Dueñas was part of the team at IGEC that developed the Protocol. She said the origins of the idea came when her and her IGEC colleagues attended the Gender Equality Forum in July 2021, where they realized there were many barriers due to lack of accessibility for them to participate in the discussions.
“This led to us not being able to participate fully and not being able to see what happened in this important event because many of us couldn’t access the events,” she said. “It was clear we needed to be there in all the events and the meetings and that’s where the Protocol on accessibility was born.”
IGEC member Shiela May Inmenzo Aggarao, was also part of the Protocol development team. She acquired her visually impairment at 15-years-old when glaucoma left her with low vision. She is now the Secretary of Nationwide Organization of Visually-Impaired Empowered Ladies, a group of women with visual impairments working on the intersection of gender and disability in the Philippines.

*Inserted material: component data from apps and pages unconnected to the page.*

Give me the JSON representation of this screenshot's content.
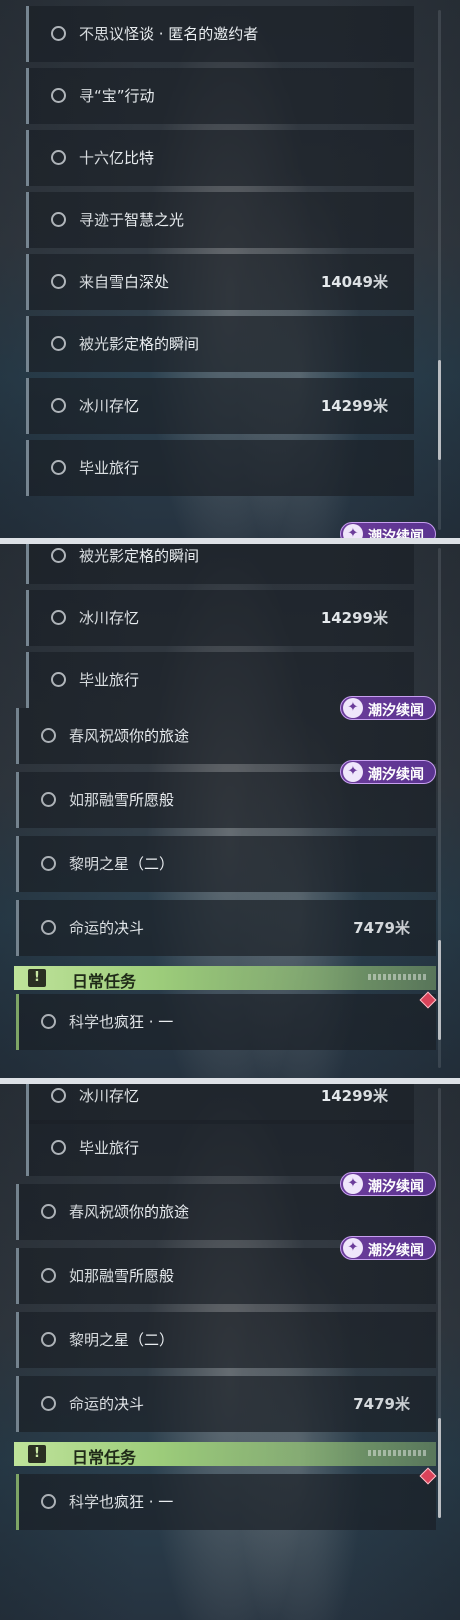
{
  "quests": {
    "anomalous_tales": {
      "title": "不思议怪谈 · 匿名的邀约者"
    },
    "treasure_op": {
      "title": "寻“宝”行动"
    },
    "sixteen_bits": {
      "title": "十六亿比特"
    },
    "wisdom_light": {
      "title": "寻迹于智慧之光"
    },
    "snow_depth": {
      "title": "来自雪白深处",
      "distance": "14049米"
    },
    "light_moment": {
      "title": "被光影定格的瞬间"
    },
    "glacier": {
      "title": "冰川存忆",
      "distance": "14299米"
    },
    "graduation": {
      "title": "毕业旅行"
    },
    "spring_wind": {
      "title": "春风祝颂你的旅途"
    },
    "snow_wish": {
      "title": "如那融雪所愿般"
    },
    "dawn_star": {
      "title": "黎明之星（二）"
    },
    "fate_duel": {
      "title": "命运的决斗",
      "distance": "7479米"
    },
    "science": {
      "title": "科学也疯狂 · 一"
    }
  },
  "badge": {
    "label": "潮汐续闻",
    "icon": "tide-icon"
  },
  "daily": {
    "title": "日常任务",
    "icon": "exclamation-icon",
    "accent": "#9ccc7a"
  },
  "colors": {
    "badge": "#6b3c9a",
    "diamond": "#d9435a",
    "quest_bg": "#1c2128"
  }
}
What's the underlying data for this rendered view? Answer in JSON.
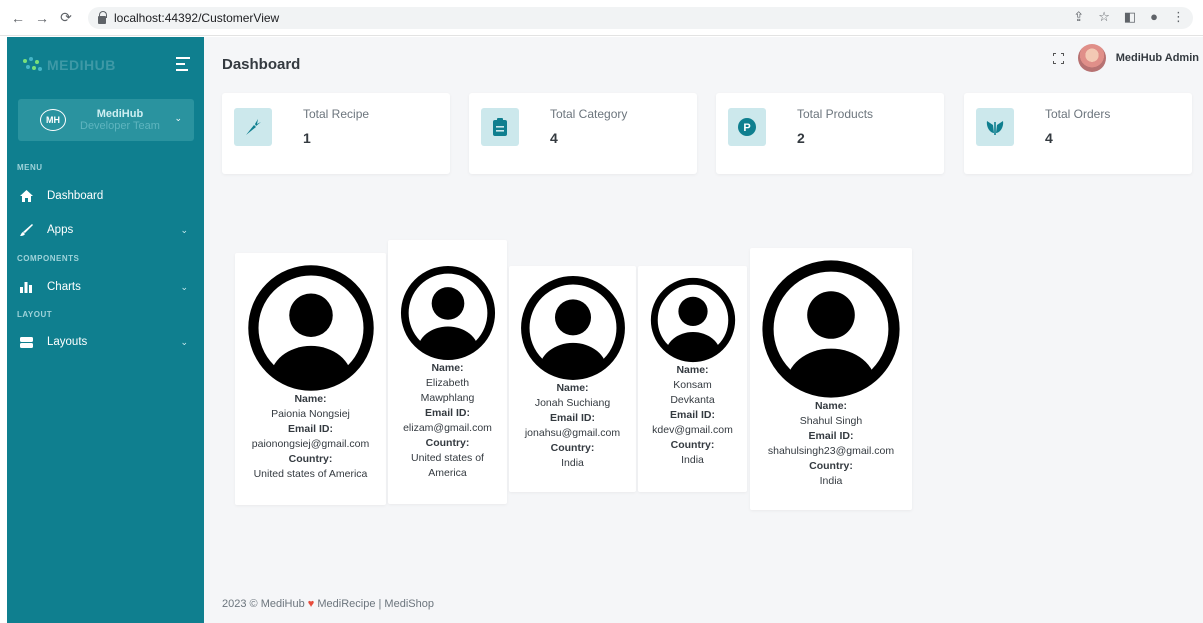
{
  "browser": {
    "url": "localhost:44392/CustomerView",
    "back_icon": "arrow-left-icon",
    "forward_icon": "arrow-right-icon",
    "reload_icon": "reload-icon"
  },
  "sidebar": {
    "brand": "MEDIHUB",
    "user_name": "MediHub",
    "user_role": "Developer Team",
    "user_initials": "MH",
    "sections": {
      "menu": "MENU",
      "components": "COMPONENTS",
      "layout": "LAYOUT"
    },
    "items": [
      {
        "label": "Dashboard",
        "icon": "home-icon"
      },
      {
        "label": "Apps",
        "icon": "brush-icon"
      },
      {
        "label": "Charts",
        "icon": "bar-chart-icon"
      },
      {
        "label": "Layouts",
        "icon": "layers-icon"
      }
    ]
  },
  "header": {
    "title": "Dashboard",
    "admin_name": "MediHub Admin"
  },
  "stats": [
    {
      "label": "Total Recipe",
      "value": "1",
      "icon": "carrot-icon"
    },
    {
      "label": "Total Category",
      "value": "4",
      "icon": "clipboard-icon"
    },
    {
      "label": "Total Products",
      "value": "2",
      "icon": "product-p-icon"
    },
    {
      "label": "Total Orders",
      "value": "4",
      "icon": "emblem-icon"
    }
  ],
  "customers": [
    {
      "name": "Paionia Nongsiej",
      "email": "paionongsiej@gmail.com",
      "country": "United states of America"
    },
    {
      "name": "Elizabeth Mawphlang",
      "email": "elizam@gmail.com",
      "country": "United states of America"
    },
    {
      "name": "Jonah Suchiang",
      "email": "jonahsu@gmail.com",
      "country": "India"
    },
    {
      "name": "Konsam Devkanta",
      "email": "kdev@gmail.com",
      "country": "India"
    },
    {
      "name": "Shahul Singh",
      "email": "shahulsingh23@gmail.com",
      "country": "India"
    }
  ],
  "labels": {
    "name": "Name:",
    "email": "Email ID:",
    "country": "Country:"
  },
  "footer": {
    "prefix": "2023 © MediHub",
    "suffix": "MediRecipe | MediShop"
  },
  "colors": {
    "sidebar": "#0f7f8f",
    "accent": "#0f7f8f",
    "icon_bg": "#cce8ec"
  }
}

“A lot of people and organizations don’t know what accessibility is and how to implement it, so the Protocol is a great tool that anyone can use in a practical way,” she said.
Aggarao said that there are many roadblocks for women with disabilities and their opportunity to participate and lead.
“There is still an attitude towards women and girls with disabilities that we can’t take on leadership roles, we should stay home, and our families and the community can be overprotective,” she said.
However, Aggarao pointed out that women with disabilities just don’t want to talk about accessibility, but to talk about gender equality with a disability perspective.
“We want to talk about the issues that other women and people want to talk about,” she said. “We want to talk about accessibility, but if the topic is gender, let’s talk about gender. We want to have that voice and have that space that all women are entitled to for us to do so.”